The reason it works that way is that GC's or builders get much better pricing out of their subs. If you contract with Acme Plumbing, it is very likely that you will pay more for your plumbing than if you had Acme Plumbing do the job through a GC. The trades discount their services to GCs and Custom Builders because of the volume and familiarity factor. You will not be able to negotiate the same discount because you are building only one, not six a year, every year.

Bob's next test date: 12/10/07

(post #81258, reply #27 of 42)

 I am sure that is true but in michigan right now nobody is building, residental builders are leaving the state in droves. It is easy to get the "deal" and I do almost all of it myself anyway. And I do good work show up on time stay till done :)


What I am interested in is either good way to  raise the level   a better way to do the foundations so no leaks  or make the house a reverse walk out so the back of the house is filled in with dirt or make an elevator stuff like that  I appreciate all theideas so far. I am curouis why gypcrete would be easier on you than concrete thought. I was also wondering you thought of those squares that have the plastic base with a wood top they use to remodel basements.


 

(post #81258, reply #32 of 42)

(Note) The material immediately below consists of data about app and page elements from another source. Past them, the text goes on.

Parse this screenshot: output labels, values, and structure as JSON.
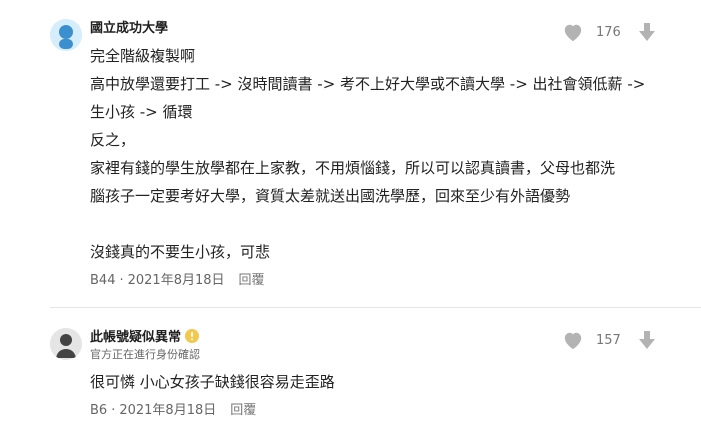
{
  "comments": [
    {
      "author": "國立成功大學",
      "subtitle": "",
      "likes": "176",
      "icons": {
        "like": "heart-icon",
        "dislike": "down-arrow-icon"
      },
      "lines": [
        "完全階級複製啊",
        "高中放學還要打工 -> 沒時間讀書 -> 考不上好大學或不讀大學 -> 出社會領低薪 ->",
        "生小孩 -> 循環",
        "反之，",
        "家裡有錢的學生放學都在上家教，不用煩惱錢，所以可以認真讀書，父母也都洗",
        "腦孩子一定要考好大學，資質太差就送出國洗學歷，回來至少有外語優勢",
        "",
        "沒錢真的不要生小孩，可悲"
      ],
      "floor": "B44",
      "date": "2021年8月18日",
      "reply_label": "回覆"
    },
    {
      "author": "此帳號疑似異常",
      "subtitle": "官方正在進行身份確認",
      "warning_icon": "warning-icon",
      "likes": "157",
      "icons": {
        "like": "heart-icon",
        "dislike": "down-arrow-icon"
      },
      "lines": [
        "很可憐 小心女孩子缺錢很容易走歪路"
      ],
      "floor": "B6",
      "date": "2021年8月18日",
      "reply_label": "回覆"
    }
  ],
  "colors": {
    "icon_gray": "#b3b3b3",
    "divider": "#e6e6e6",
    "warning": "#f2c94c"
  }
}
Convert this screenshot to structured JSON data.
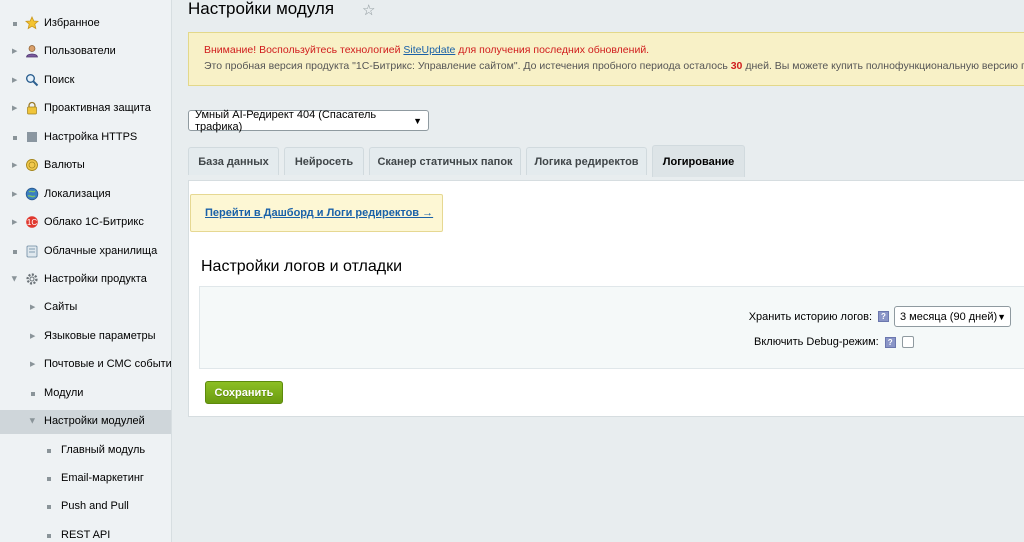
{
  "sidebar": {
    "items": [
      {
        "label": "Избранное",
        "icon": "star-icon"
      },
      {
        "label": "Пользователи",
        "icon": "user-icon"
      },
      {
        "label": "Поиск",
        "icon": "search-icon"
      },
      {
        "label": "Проактивная защита",
        "icon": "lock-icon"
      },
      {
        "label": "Настройка HTTPS",
        "icon": "https-icon"
      },
      {
        "label": "Валюты",
        "icon": "coin-icon"
      },
      {
        "label": "Локализация",
        "icon": "globe-icon"
      },
      {
        "label": "Облако 1С-Битрикс",
        "icon": "cloud-bitrix-icon"
      },
      {
        "label": "Облачные хранилища",
        "icon": "cloud-storage-icon"
      },
      {
        "label": "Настройки продукта",
        "icon": "gear-icon"
      },
      {
        "label": "Сайты"
      },
      {
        "label": "Языковые параметры"
      },
      {
        "label": "Почтовые и СМС события"
      },
      {
        "label": "Модули"
      },
      {
        "label": "Настройки модулей"
      },
      {
        "label": "Главный модуль"
      },
      {
        "label": "Email-маркетинг"
      },
      {
        "label": "Push and Pull"
      },
      {
        "label": "REST API"
      }
    ]
  },
  "header": {
    "title": "Настройки модуля",
    "favorite_icon": "star-outline-icon"
  },
  "notice": {
    "warning_prefix": "Внимание! Воспользуйтесь технологией",
    "link_text": "SiteUpdate",
    "warning_suffix": "для получения последних обновлений.",
    "trial_prefix": "Это пробная версия продукта \"1С-Битрикс: Управление сайтом\". До истечения пробного периода осталось",
    "days_left": "30",
    "trial_suffix": "дней. Вы можете купить полнофункциональную версию продукта"
  },
  "module_select": {
    "value": "Умный AI-Редирект 404 (Спасатель трафика)"
  },
  "tabs": [
    {
      "label": "База данных"
    },
    {
      "label": "Нейросеть"
    },
    {
      "label": "Сканер статичных папок"
    },
    {
      "label": "Логика редиректов"
    },
    {
      "label": "Логирование"
    }
  ],
  "content": {
    "dashboard_link": "Перейти в Дашборд и Логи редиректов →",
    "section_title": "Настройки логов и отладки",
    "history_label": "Хранить историю логов:",
    "history_value": "3 месяца (90 дней)",
    "debug_label": "Включить Debug-режим:",
    "debug_checked": false,
    "help_glyph": "?",
    "save_label": "Сохранить"
  },
  "colors": {
    "accent_green": "#6a9b10",
    "warning_red": "#d01c1c",
    "link_blue": "#1a61a8"
  }
}
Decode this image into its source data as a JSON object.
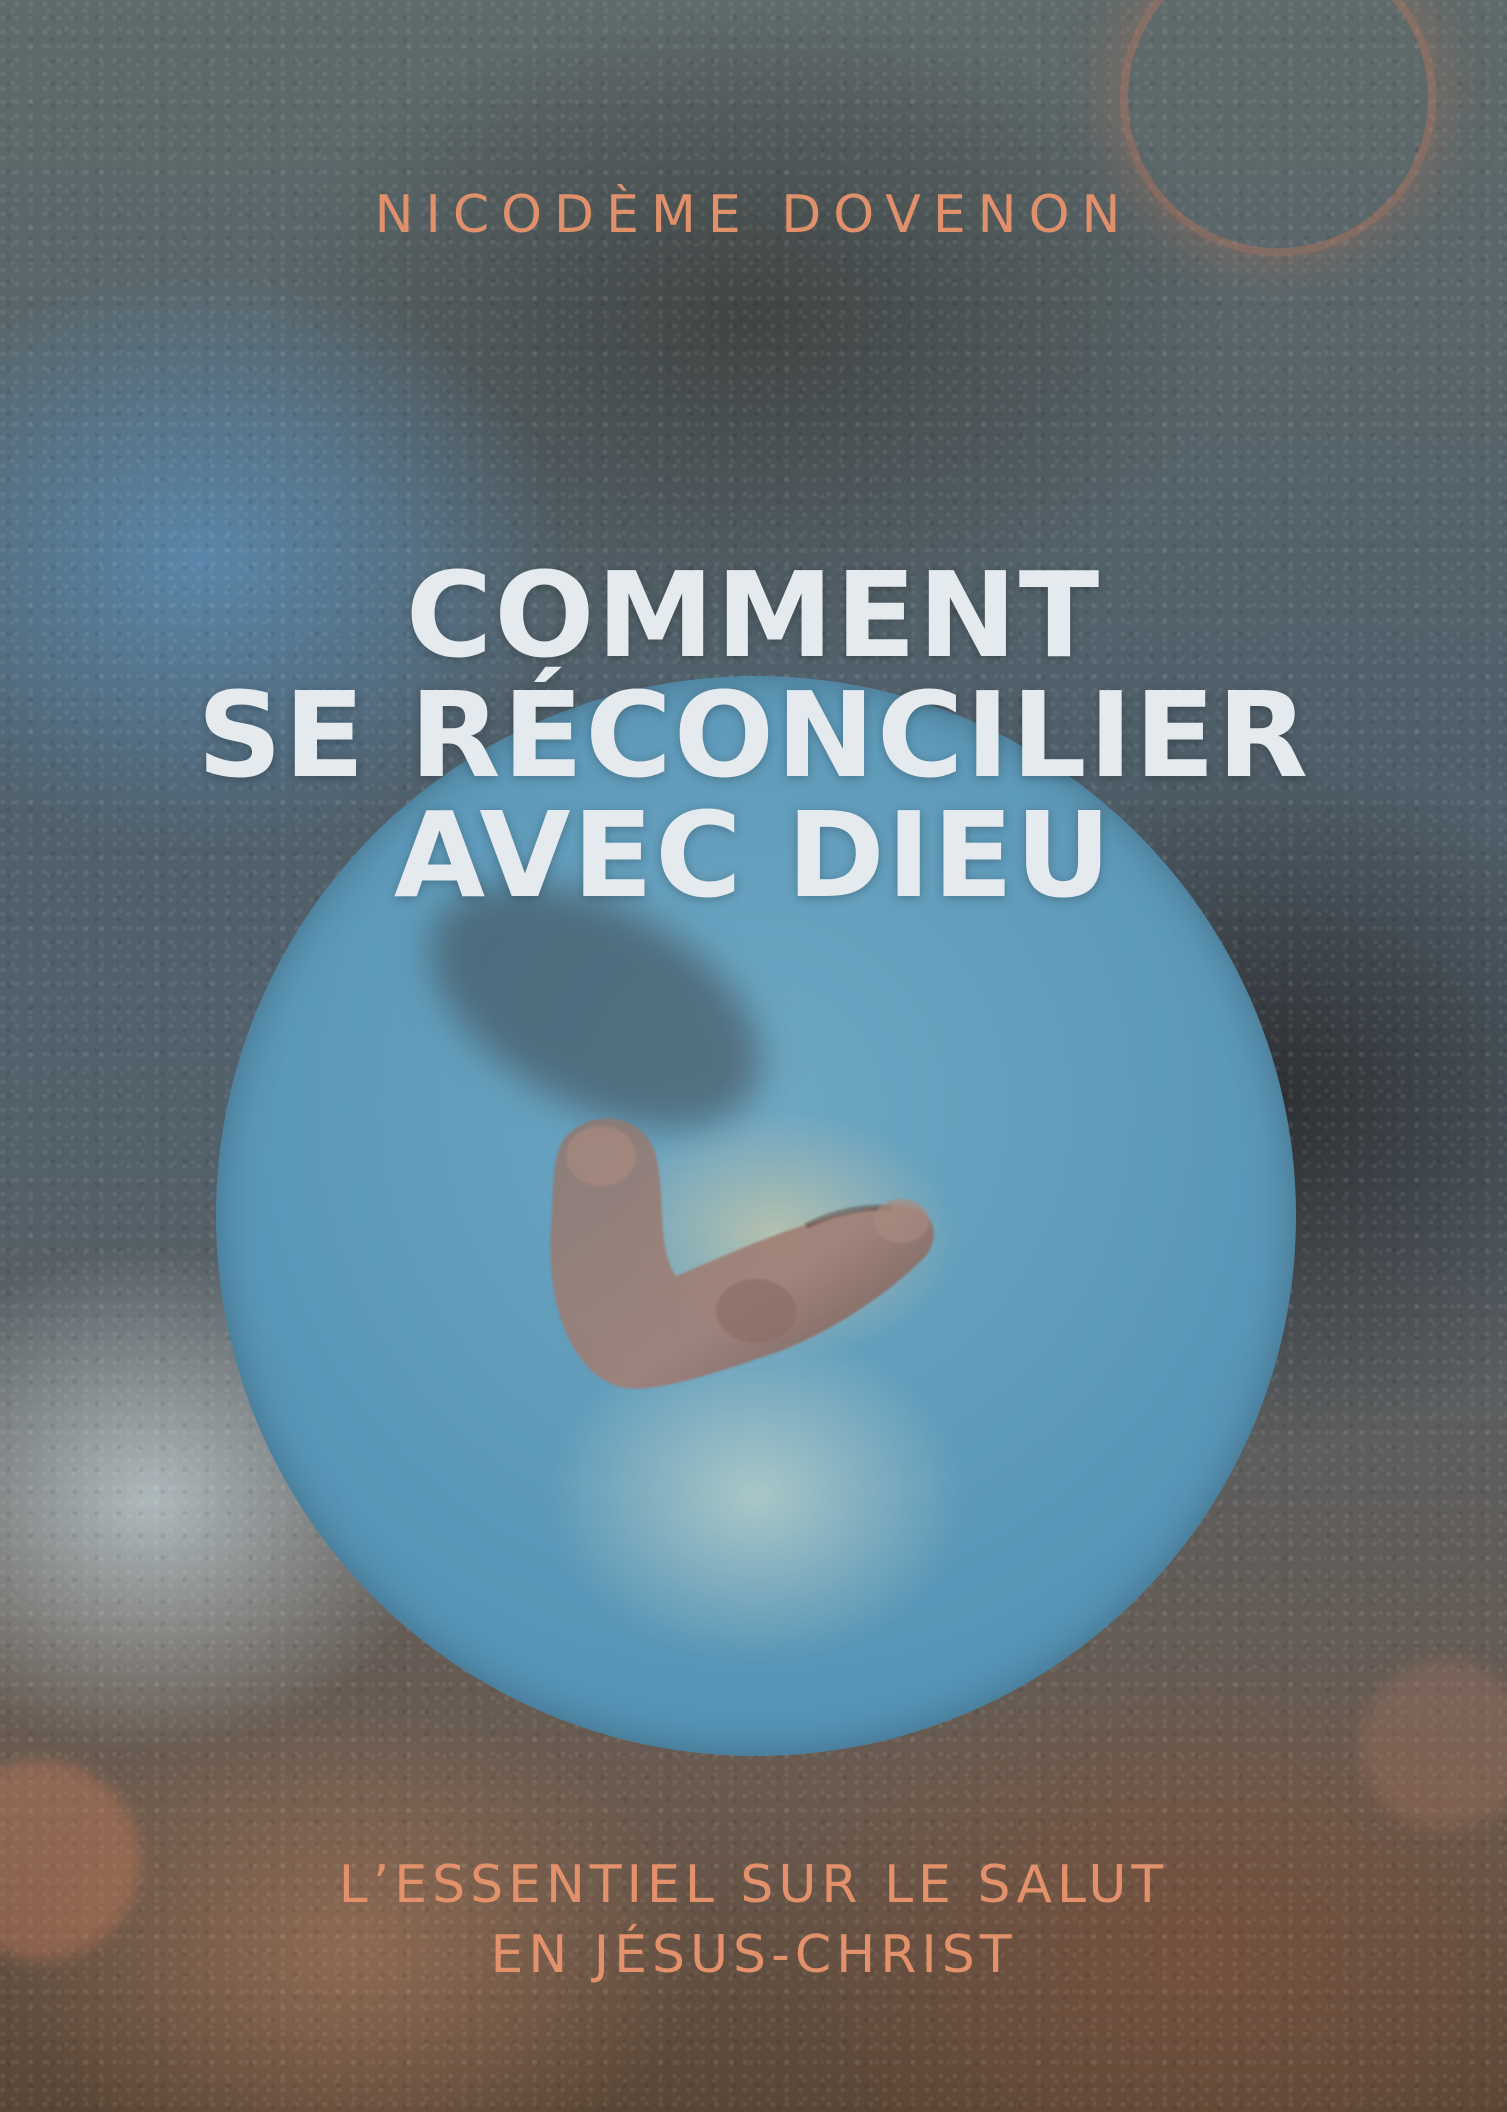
{
  "cover": {
    "author": "NICODÈME DOVENON",
    "title_lines": [
      "COMMENT",
      "SE RÉCONCILIER",
      "AVEC DIEU"
    ],
    "subtitle_lines": [
      "L’ESSENTIEL SUR LE SALUT",
      "EN JÉSUS-CHRIST"
    ]
  },
  "colors": {
    "accent": "#e0906b",
    "title": "#e4eaee",
    "circle": "#5c98b8"
  }
}
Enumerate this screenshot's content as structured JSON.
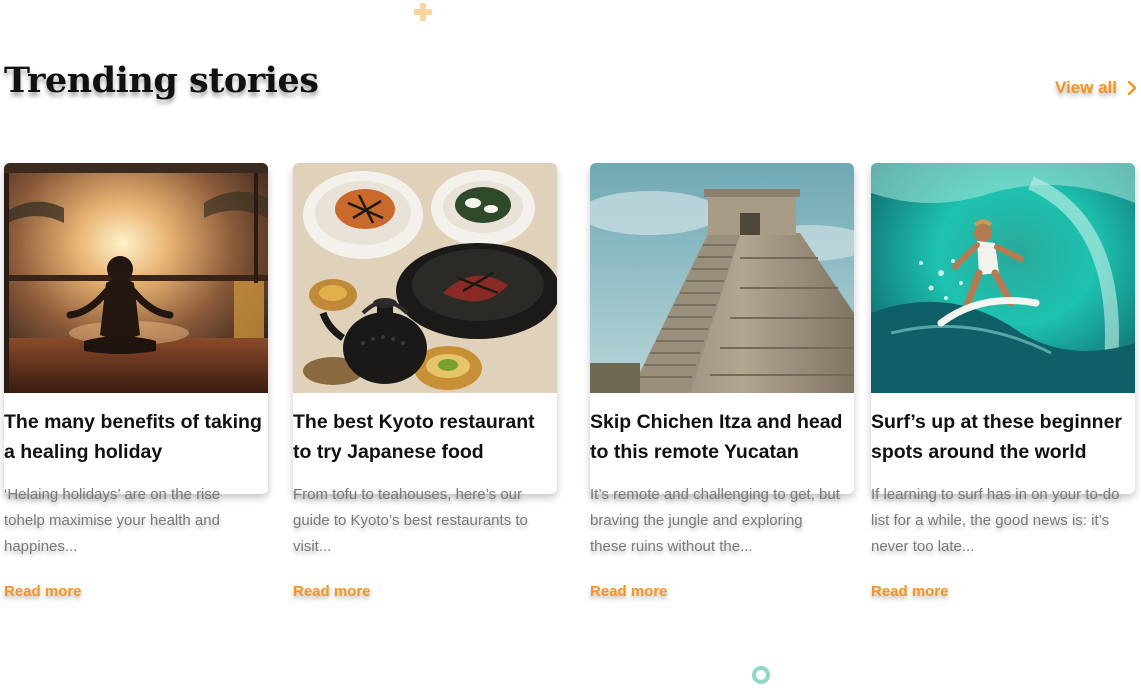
{
  "section": {
    "title": "Trending stories",
    "view_all_label": "View all"
  },
  "accent_color": "#f7931e",
  "cards": [
    {
      "title": "The many benefits of taking a healing holiday",
      "excerpt": "‘Helaing holidays’ are on the rise tohelp maximise your health and happines...",
      "read_more": "Read more",
      "image_icon": "yoga-sunset-photo"
    },
    {
      "title": "The best Kyoto restaurant to try Japanese food",
      "excerpt": "From tofu to teahouses, here’s our guide to Kyoto’s best restaurants to visit...",
      "read_more": "Read more",
      "image_icon": "japanese-food-photo"
    },
    {
      "title": "Skip Chichen Itza and head to this remote Yucatan",
      "excerpt": "It’s remote and challenging to get, but braving the jungle and exploring these ruins without the...",
      "read_more": "Read more",
      "image_icon": "mayan-pyramid-photo"
    },
    {
      "title": "Surf’s up at these beginner spots around the world",
      "excerpt": "If learning to surf has in on your to-do list for a while, the good news is: it’s never too late...",
      "read_more": "Read more",
      "image_icon": "surfer-wave-photo"
    }
  ]
}
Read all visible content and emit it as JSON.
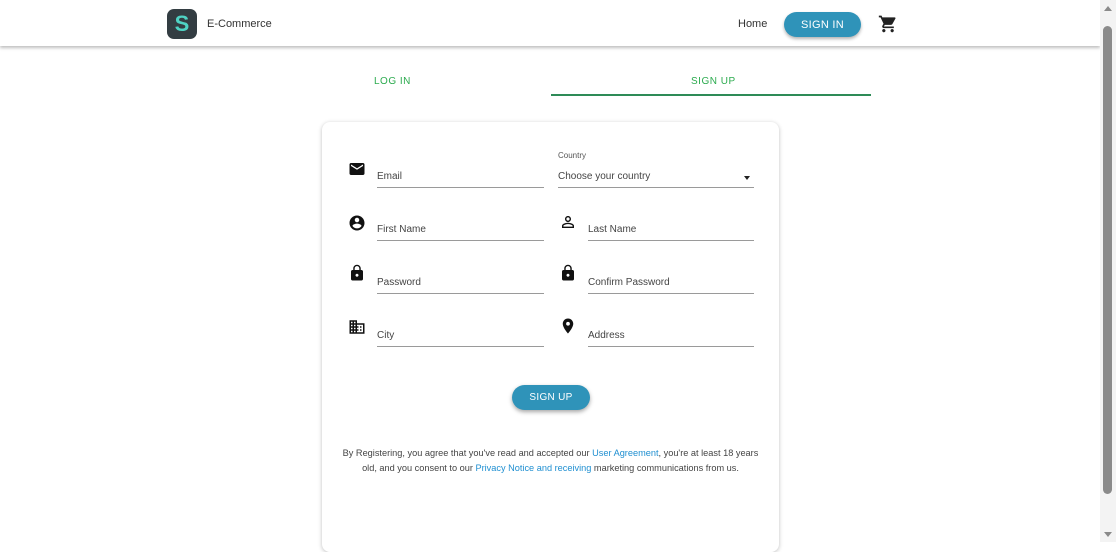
{
  "header": {
    "logo_letter": "S",
    "brand": "E-Commerce",
    "nav_home": "Home",
    "signin_button": "SIGN IN",
    "cart_icon": "shopping-cart-icon"
  },
  "tabs": [
    {
      "label": "LOG IN",
      "active": false
    },
    {
      "label": "SIGN UP",
      "active": true
    }
  ],
  "form": {
    "email": {
      "label": "Email",
      "icon": "envelope-icon"
    },
    "country": {
      "caption": "Country",
      "value": "Choose your country"
    },
    "first_name": {
      "label": "First Name",
      "icon": "account-circle-icon"
    },
    "last_name": {
      "label": "Last Name",
      "icon": "person-outline-icon"
    },
    "password": {
      "label": "Password",
      "icon": "lock-icon"
    },
    "confirm_password": {
      "label": "Confirm Password",
      "icon": "lock-icon"
    },
    "city": {
      "label": "City",
      "icon": "building-icon"
    },
    "address": {
      "label": "Address",
      "icon": "location-pin-icon"
    },
    "submit": "SIGN UP"
  },
  "legal": {
    "text1": "By Registering, you agree that you've read and accepted our ",
    "link1": "User Agreement",
    "text2": ", you're at least 18 years old, and you consent to our ",
    "link2": "Privacy Notice and receiving",
    "text3": " marketing communications from us."
  },
  "colors": {
    "primary_button": "#2f93b9",
    "tab_text": "#2cab4f",
    "tab_indicator": "#2e8b57",
    "link": "#1f8fd1"
  }
}
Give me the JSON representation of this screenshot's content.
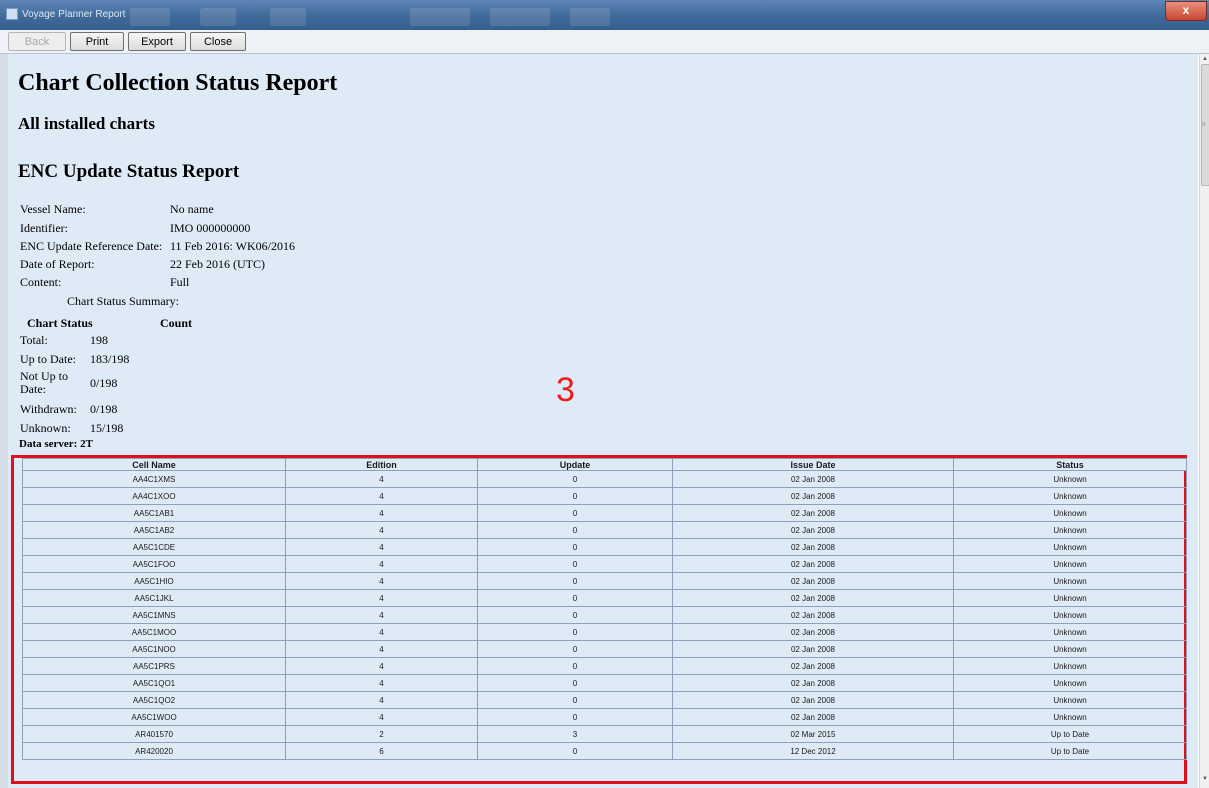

"It is easy to get the "deal""
Don't say I didn't warn you.

Last fall, in MI, we put a bid in on a project for 305k. We would have made about 60k. The guy opted to do it himself and save the big bucks. He spent 300k using some of our subs.

Bob's next test date: 12/10/07

(post #81258, reply #34 of 42)

Jim  I will remember and your advice is good I will check for sure.  but the thing you dont know about me is that i will use very little in the way of subs I like to do it all. I find it hard to belive they can do it cheaper when my labor is free.

(post #81258, reply #38 of 42)

 Do you have siblings?


And... is there a mortgage on the house?


Edited 2/16/2008 11:26 am ET by Matt

Matt

(post #81258, reply #39 of 42)

My sister died from cancer 18 years ago and yes  there is a Mortgage.


 

(post #81258, reply #40 of 42)

Sorry to hear about your sis.  Mine is very dear to me.


Regarding the mortgage - I think above I mentioned that I was involved in a similar circumstance.  In these 2 instances the disbursal of money is being controlled by the mortgage companies.   First thing my company had to do was submit signed and notarized documents stating information about the building company, builders licence number, liability and workers comp insurance info. etc.  Wasn't a big deal for us but still necessary items.  This could have a significant impact on your plans for building back... especially the DIY part of it.  Maybe if the mortgage is fairly small the mortgage co could be paid off to get them out of the picture.


Also, in both cases the amount of reimbursement for temporary housing is limited.  I think I mentioned either in this or another thread one of the HOs is getting very antsy because the plans development, engineering and permitting processing is taking some time... it's been about a month since they signed their contract and still no permit and they say they are afraid that they will end up in a situation where they have to make their mortgage and rent payment simultaneously - which will be my fault...

Matt